The fourth annual California Craft Beer Summit, a three-day festival, industry expo and conference was held last week in Sacramento. It opened with some bad news. In his Thursday morning opening address, California Craft Beer Association Executive Director Tom McCormick announced that due to upcoming construction on the Sacramento Convention Center, the CCBA’s signature event would be moving to Long Beach in 2019.
It’s a significant loss for the city, as the 2017 event contributed over $771,000 to the region, according to the Sacramento Visitors and Conventions Bureau, and the Summit also offers a powerful spotlight to local breweries and beer bars. Most festival attendees come from outside the area, but most of the food pairing demonstrations on the expo floor involve local breweries and restaurants. Meanwhile, Urban Roots Brewery & Smokehouse served as this festival’s unofficial afterparty location and networking hotspot, although it apparently had competition from Capital Hop Shop and The Jungle Bird.
Of course, the news coming out of the State of the California Craft Beer Industry opening session wasn’t all bad. California is approaching 1,000 breweries, and the country is expected to surpass 7,000 breweries this year, with most of the growth occurring in small, independent businesses. Drinking local has become more important to customers than ever, and instead of recreational cannabis legalization siphoning away market share, craft beer growth has been steeper in adult-use states like California.

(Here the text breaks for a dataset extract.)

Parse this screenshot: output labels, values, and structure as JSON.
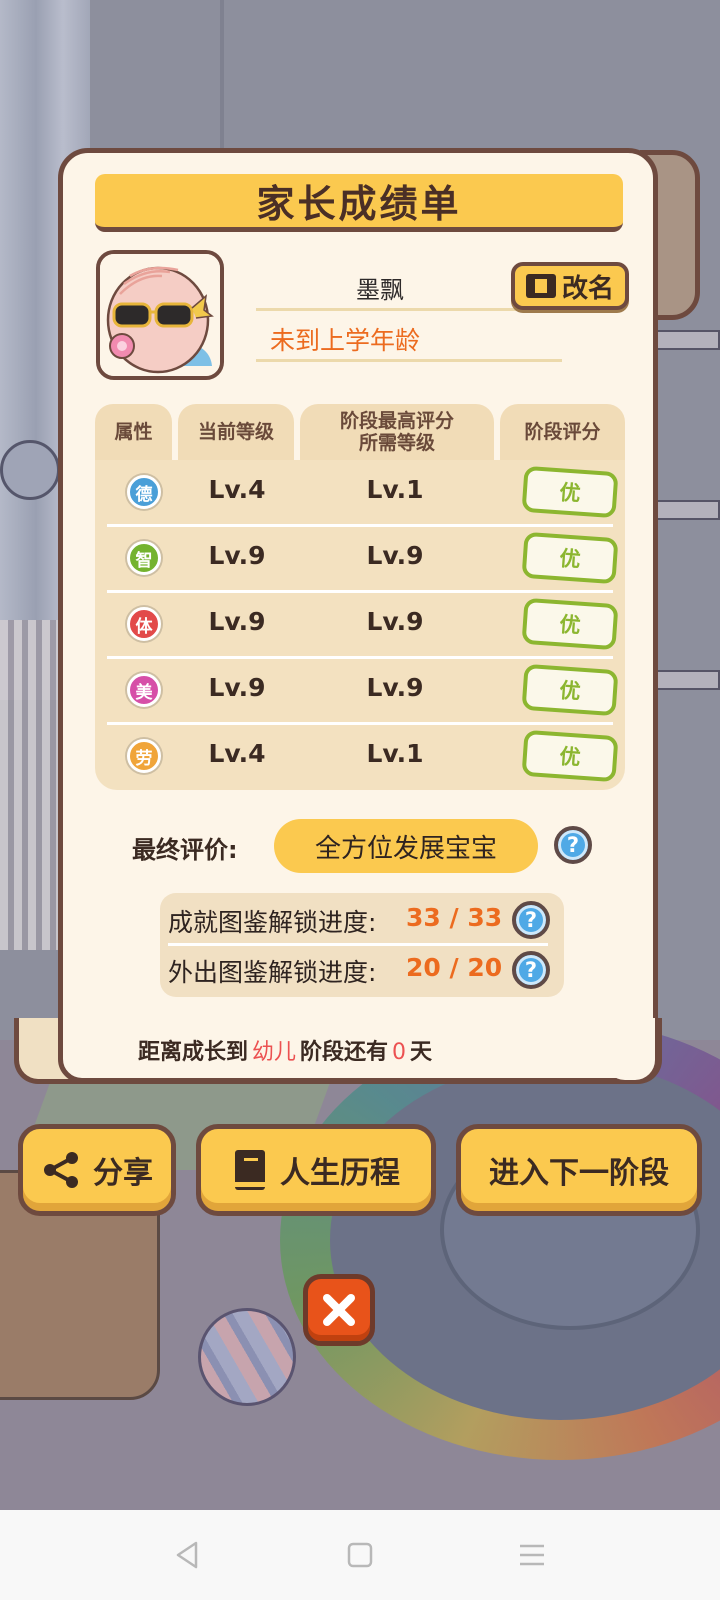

However, there are also some potential storm clouds on the horizon. An increased focus on local drinking means that it has become harder for breweries to thrive outside their area. The craft beer growth rate is slowing, with increasing competition for pieces of a relatively small pie. Three-quarters of craft breweries produce less than 1,000 barrels a year, accounting for less than 1% of the country’s overall volume. International beverage conglomerates and their “fake craft” labels pose a serious threat, and the unpredictable drinking habits of millennials could make for a volatile future.
After the ups and downs of the stats-heavy opening session, though, the good vibes began to flow along with the beers. Even the morning educational sessions offered small pours of craft beer, at least among the classes in the Tasting Craft Beer track (other tracks included Selling Craft Beer, Business of Beer and Technical Brewing). Master cicerone Pat Fahey conducted flavor training classes in the early morning Tasting Craft Beer educational session, guiding attendees through a control beer (in this case, Sierra Nevada’s Nooner Pilsner) purposely infected with four types of production-related off flavors.
Other classes in the Tasting Craft Beer track included a beer and food pairing session guided by “Dr. Bill” Sysak of Wild Barrel Brewing, as well as a brief history of beer trends taught by local beer expert and tasting judge Mike Moore. We also sat in on a seminar about the legal issues regarding beer brewed with cannabis and related products like hemp seeds and CBD oils that was presented by Alva Mather of the Pennsylvania-based law firm of DLA Piper. No free samples were passed out in that class.
On the expo floor, there were food and beer pairings, chef and brewer demos, a plethora of booths and exhibits covering every conceivable aspect of the beer industry, and seven different tasting stations with rotating tap lists. With a steady supply of FiftyFifty Eclipse variations, the Sacramento area’s tasting station was one of the hottest, but with occasional pours from The Rare Barrel and Barebottle, the Bay Area guild’s tasting station was not that far behind.
Beer pioneers, raconteurs and outsized personalities like Greg Koch of Stone Brewing and UC Davis professor Charlie Bamforth held court on the Tap Talk stage, while a who’s-who of California beer legends walked the floor. Attendees could also rub elbows with pioneers like Ken Grossman of Sierra Nevada, Tomme Arthur of The Lost Abbey and Port or John Martin of Drake’s at the cheese- and charcuterie-heavy evening receptions.
After two straight days of weekday daytime drinking, the 2018 California Craft Beer Summit closed with the Summit Beer Festival, which took place on the Capitol Mall for the last time until at least 2021. We mostly searched out sublime sour ales from spots such as Cellador and Sante Adairius and barrel-aged dark beers from the likes of Bottle Logic and Moksa, while occasionally clearing our palates with thirst-quenching brews like Hubba Hubba, a watermelon agua fresca lager from State Brewing of Gardena.
Appropriately, two of the best beers we tasted Saturday came from Beachwood Blendery, the all-sours arm of Long Beach legends Beachwood BBQ and Brewing: a dry-hopped and barrel-aged beer with raspberries and their Belgian lambic-inspired Chaos is a Friend of Mine. With great breweries like Beachwood in the fold, Long Beach will make for a fine host city, but it’s still a shame the best beer festival in Sacramento won’t be happening here next year.